(Stored items)
○ ○ ○ ○ ○ ○ ○

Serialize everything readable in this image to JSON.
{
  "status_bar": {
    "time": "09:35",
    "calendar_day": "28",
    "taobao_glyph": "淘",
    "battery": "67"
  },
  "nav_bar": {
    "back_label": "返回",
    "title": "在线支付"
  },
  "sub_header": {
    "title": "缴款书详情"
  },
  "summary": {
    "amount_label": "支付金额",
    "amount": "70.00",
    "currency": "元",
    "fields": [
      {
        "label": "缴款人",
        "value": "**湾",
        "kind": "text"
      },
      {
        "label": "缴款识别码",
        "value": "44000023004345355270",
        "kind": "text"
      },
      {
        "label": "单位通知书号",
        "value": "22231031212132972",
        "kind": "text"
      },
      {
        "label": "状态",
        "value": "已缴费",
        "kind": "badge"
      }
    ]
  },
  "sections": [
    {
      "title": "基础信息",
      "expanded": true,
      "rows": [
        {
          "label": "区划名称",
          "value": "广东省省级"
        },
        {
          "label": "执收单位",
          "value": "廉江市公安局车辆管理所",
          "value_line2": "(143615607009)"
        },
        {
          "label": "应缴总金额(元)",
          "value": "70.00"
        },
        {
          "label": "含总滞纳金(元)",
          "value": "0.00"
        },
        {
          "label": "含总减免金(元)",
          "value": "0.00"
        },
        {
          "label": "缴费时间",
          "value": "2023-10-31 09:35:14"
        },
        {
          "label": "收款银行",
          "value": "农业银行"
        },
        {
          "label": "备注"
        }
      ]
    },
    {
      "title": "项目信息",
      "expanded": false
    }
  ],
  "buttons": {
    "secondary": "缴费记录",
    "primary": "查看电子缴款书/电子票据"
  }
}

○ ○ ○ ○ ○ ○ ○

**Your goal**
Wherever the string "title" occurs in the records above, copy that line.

**Your response**
    "title": "在线支付"
    "title": "缴款书详情"
      "title": "基础信息",
      "title": "项目信息",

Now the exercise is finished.